What has the reaction been at your office and among friends now that you are a published author?

Frankly, I had never expected the kind of reaction I got. In the office, I was flooded with e-mails and messages and congratulatory notes once people got to know about my book. So many folks have bought it and in this list there are few people who have never read a book in their lives (other than text books and technical references)! They just bought it because they knew me and wanted to encourage. Now that they have bought it, they are reading it and actually liking it! I feel so happy to know that I have made readers out of non-readers. Also, my colleagues, especially women told me they felt inspired to pursue their hobbies after my example. This is because they can identify with me – I am just one of them. My friends won’t stop raving about the book and telling me they are proud of me. I feel really gratified and humbled by this response.

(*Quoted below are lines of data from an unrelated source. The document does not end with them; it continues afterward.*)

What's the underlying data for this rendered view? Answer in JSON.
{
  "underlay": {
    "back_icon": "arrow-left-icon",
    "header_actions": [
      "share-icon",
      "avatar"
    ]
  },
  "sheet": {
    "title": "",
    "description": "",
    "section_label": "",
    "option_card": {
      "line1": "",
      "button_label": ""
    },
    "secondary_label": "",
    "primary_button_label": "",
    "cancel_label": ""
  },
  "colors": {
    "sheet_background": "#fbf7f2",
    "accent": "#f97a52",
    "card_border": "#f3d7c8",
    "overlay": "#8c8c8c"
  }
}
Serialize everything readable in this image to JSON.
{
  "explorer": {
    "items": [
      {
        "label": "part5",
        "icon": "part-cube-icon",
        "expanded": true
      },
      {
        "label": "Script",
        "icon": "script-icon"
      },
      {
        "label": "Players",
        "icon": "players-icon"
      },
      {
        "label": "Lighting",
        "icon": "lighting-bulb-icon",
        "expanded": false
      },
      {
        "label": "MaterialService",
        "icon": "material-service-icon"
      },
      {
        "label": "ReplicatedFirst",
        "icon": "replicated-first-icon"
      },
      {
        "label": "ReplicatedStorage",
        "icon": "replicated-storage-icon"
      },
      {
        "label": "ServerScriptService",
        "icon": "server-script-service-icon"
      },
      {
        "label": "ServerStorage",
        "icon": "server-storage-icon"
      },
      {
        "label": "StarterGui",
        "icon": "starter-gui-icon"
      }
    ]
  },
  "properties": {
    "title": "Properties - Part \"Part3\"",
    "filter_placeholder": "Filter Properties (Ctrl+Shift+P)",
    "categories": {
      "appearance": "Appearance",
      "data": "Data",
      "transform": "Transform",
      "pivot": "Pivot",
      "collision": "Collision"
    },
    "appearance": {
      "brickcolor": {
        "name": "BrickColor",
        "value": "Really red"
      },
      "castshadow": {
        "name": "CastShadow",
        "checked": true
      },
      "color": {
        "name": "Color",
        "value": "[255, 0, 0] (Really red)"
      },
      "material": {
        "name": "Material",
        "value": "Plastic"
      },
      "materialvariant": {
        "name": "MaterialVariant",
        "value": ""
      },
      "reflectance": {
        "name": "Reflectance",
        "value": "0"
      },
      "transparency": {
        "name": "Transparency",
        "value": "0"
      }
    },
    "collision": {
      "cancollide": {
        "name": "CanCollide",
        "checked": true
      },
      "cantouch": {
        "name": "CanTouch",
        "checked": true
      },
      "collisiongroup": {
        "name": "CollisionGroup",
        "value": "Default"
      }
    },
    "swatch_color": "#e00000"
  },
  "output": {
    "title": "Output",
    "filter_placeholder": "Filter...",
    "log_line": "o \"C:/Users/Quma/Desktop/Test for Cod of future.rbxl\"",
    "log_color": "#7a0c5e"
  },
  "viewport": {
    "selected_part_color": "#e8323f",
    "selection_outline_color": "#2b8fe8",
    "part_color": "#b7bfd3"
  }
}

What do you enjoy reading yourself?

I love reading fiction, non-fiction, magazines, journals and even technical blogs. But my favourites are thrillers and detective fiction. Somehow, reading for me is mental stimulation as well as relaxation at the same time. I just love Lee Child’s Jack Reacher adventures. When I was young, I wanted to grow up to be a writer just like Agatha Christie. She has a special place in my bookshelf, my memories and my heart. Lately, I loved the Millennium Trilogy by Stieg Larsson. But apart from all this action, I also love to read books on social issues or stories that touch the heart, like The Kite Runner.  Among Indian authors, I like Anurag Mathur’s satire and sense of humour and Jhumpa Lahiri’s simply told yet very real and poignant stories. She is an inspiration in my life.

Going forward, are you looking to explore other genres? What do you have in mind?

Yes, definitely. Presently, I am toying with the idea of a sequel of this novel. But after that, I am going to diversify and write on social issues through fiction. I would also like to dabble in the crime and detective genre one day. My father was in the Intelligence Bureau and probably that is one of the reasons why I find myself getting drawn to investigative thrillers! There is yet another story brewing in my mind that is based in a future time zone but it’s not a science fiction, rather it’s about a paradigm shift in the social structure in future. I am all set for at least next two to three years, with ideas and plots in nascent stages in my head, that need to be developed as full-blown stories on paper.

Any advice for those writers who haven’t been able to sum up your courage in attempting that first book?

Three words to the aspiring writers –“Go for it!” Pen down your story, start scribbling your thoughts and I am sure, if you truly love writing, you’ll find time for it. Even if you do not find a publisher, there is always the option of self-publishing. So, go on – start your book and then do not stop till you finish it. Pursue that dream. Take the plunge. The joy on seeing your book published and purchased and actually read and liked by folks is unparalleled. So, just go for it. You owe it to your dreams.

Find more about Amrita and the book here: or see a promo video here: